I have revived the Presidents’ Court and we have had several luncheons with the business leadership in Keene to discuss issues of concern to them, including recruiting of future employees and the creation of desirable amenities for the city.

All this work is intended to make this city a desirable and attractive place for the next generation to settle and to raise their families. Our focus is to create a city that people will want to come to, a community where people feel encouraged to stay in order to sustain our employment base.  That is how we will grow and prosper in the future.

Despite the work that has been done we still have many challenges ahead.  Parking has been an issue for many years as we now work to develop a comprehensive parking plan for the downtown.  An ice arena is now the closest to reality as it has ever been and the city will be working closely with Keene Ice and MEDC to bring it to fruition.

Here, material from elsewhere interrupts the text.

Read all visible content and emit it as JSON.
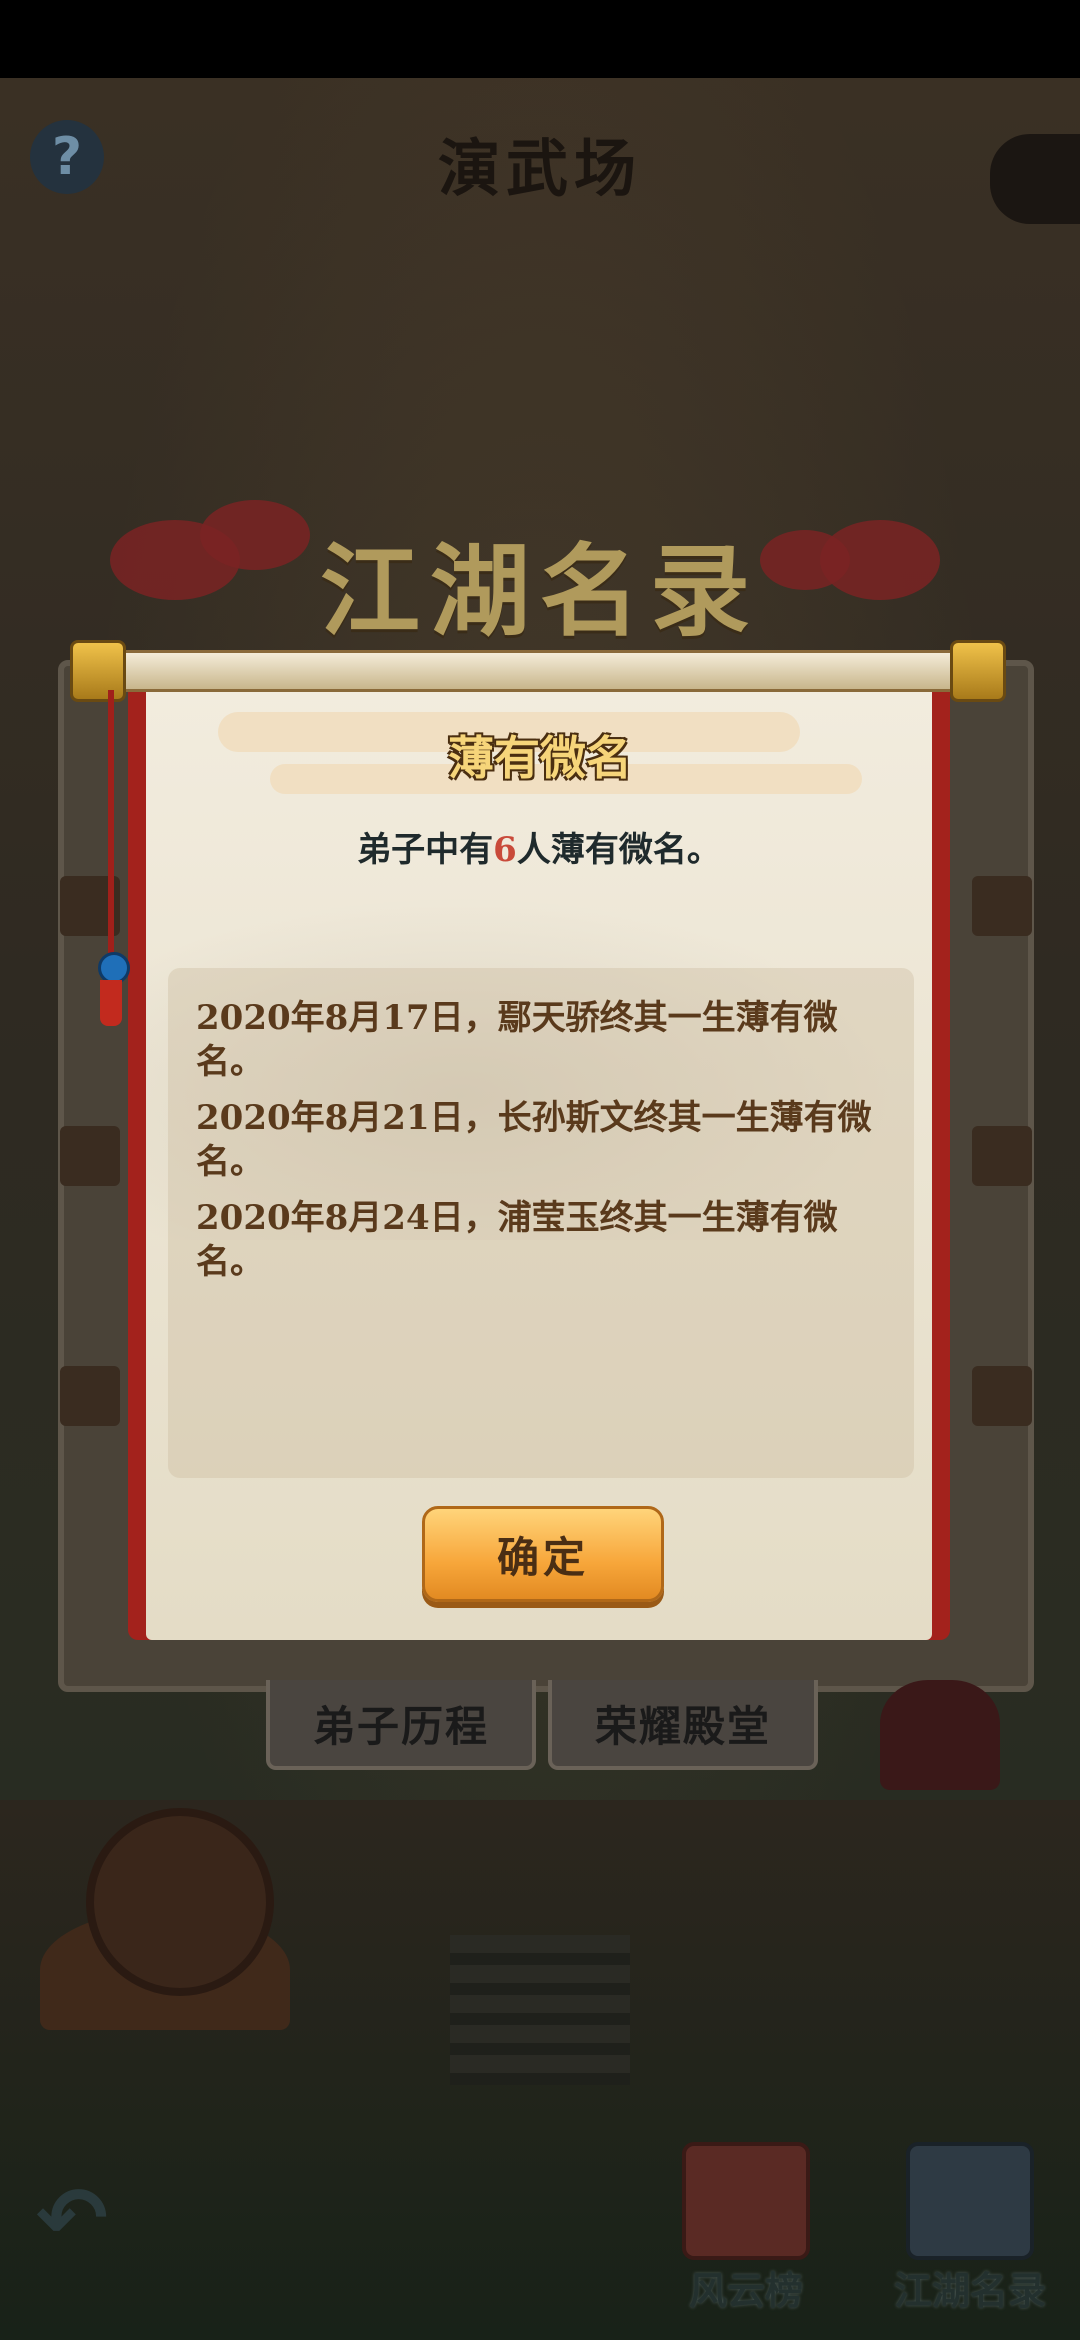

We have recently been awarded a grant to construct the Roundhouse T; that section of the rail trail between School Street and Island Street where 3 branches of the trail system converge. We are also working with the state on South Bridge to extend the trail system across Route 101.  This spring we will begin reconstruction of upper Washington Street.

Planning for the future has long been a hallmark of this community.  In September of 2010, we completed Keene’s Comprehensive Master Plan and since then we have been working on the implementation of the Plan.  The City Manager has been working to align the Capital Improvement Program and the budget with the Master Plan.  We are currently gathering public comment on the land use and zoning study of the Marlboro Street corridor and later this year, we will begin work to update the city’s land use codes, including the zoning ordinance to reflect the vision of the city’s Master Plan.

We are working to create a quality of life second to none, but if Keene is to continue to be a desirable place to live it remains essential to have a balance between the environmental quality, economic quality and social equity in our community.  Our goals are clear – to make Keene the best small city in America – to attract a 21st century workforce – to make Keene the first choice to raise a family, to get a job, to shop, to go to school.

To achieve this and to maintain our quality of life is the challenge.  Over the next 2 years we need to work together, not only as a City Council but as a community made up of many people who care deeply about this city with a unified goal and a common purpose to chart the course for the future of our region and our community.